[Supplied records]

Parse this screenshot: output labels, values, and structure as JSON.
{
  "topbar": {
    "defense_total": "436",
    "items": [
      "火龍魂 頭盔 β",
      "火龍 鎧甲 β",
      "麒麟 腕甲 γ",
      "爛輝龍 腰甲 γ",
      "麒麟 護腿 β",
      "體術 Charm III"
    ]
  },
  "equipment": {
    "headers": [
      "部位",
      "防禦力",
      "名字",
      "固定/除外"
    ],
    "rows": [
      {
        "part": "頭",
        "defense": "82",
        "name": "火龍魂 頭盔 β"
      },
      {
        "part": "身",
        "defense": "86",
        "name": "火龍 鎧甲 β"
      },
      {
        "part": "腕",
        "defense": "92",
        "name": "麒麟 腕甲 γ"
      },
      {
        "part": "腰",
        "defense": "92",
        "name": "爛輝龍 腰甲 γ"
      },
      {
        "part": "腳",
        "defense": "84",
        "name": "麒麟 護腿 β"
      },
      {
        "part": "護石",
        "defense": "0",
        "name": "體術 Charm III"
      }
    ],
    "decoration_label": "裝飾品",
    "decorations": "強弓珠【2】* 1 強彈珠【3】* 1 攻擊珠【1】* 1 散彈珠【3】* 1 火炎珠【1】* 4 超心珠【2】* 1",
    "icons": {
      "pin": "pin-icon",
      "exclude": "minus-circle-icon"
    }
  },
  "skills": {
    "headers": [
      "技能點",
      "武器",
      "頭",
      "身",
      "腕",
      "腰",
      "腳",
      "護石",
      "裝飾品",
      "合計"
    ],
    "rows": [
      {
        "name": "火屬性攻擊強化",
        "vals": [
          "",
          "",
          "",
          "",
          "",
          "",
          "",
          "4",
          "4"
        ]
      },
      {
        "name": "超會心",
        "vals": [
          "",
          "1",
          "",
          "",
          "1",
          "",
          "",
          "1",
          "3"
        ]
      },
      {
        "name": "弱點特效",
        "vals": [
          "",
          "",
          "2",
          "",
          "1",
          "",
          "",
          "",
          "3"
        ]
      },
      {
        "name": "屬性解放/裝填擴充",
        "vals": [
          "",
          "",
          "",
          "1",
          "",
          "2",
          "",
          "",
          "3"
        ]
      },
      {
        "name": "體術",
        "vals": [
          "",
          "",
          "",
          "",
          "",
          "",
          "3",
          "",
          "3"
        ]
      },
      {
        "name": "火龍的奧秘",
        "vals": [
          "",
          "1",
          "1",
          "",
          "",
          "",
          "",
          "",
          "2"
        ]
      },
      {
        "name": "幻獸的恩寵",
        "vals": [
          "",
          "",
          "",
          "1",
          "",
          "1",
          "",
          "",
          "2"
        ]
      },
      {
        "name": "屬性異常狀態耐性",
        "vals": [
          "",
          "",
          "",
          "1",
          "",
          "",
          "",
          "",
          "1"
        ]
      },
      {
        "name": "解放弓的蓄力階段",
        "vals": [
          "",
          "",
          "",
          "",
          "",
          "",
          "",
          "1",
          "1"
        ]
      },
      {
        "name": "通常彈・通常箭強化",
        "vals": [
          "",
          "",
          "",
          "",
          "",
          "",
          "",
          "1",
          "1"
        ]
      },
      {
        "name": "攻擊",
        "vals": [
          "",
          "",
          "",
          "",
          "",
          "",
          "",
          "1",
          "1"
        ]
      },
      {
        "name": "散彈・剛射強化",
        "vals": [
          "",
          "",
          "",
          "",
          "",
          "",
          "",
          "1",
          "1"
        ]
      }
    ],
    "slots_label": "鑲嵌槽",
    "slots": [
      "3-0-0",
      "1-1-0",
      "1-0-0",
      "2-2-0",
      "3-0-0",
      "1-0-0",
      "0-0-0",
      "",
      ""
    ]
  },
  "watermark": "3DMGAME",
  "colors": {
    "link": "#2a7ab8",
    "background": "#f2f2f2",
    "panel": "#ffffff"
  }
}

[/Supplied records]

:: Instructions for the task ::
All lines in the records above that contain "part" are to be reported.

:: Finished task ::
        "part": "頭",
        "part": "身",
        "part": "腕",
        "part": "腰",
        "part": "腳",
        "part": "護石",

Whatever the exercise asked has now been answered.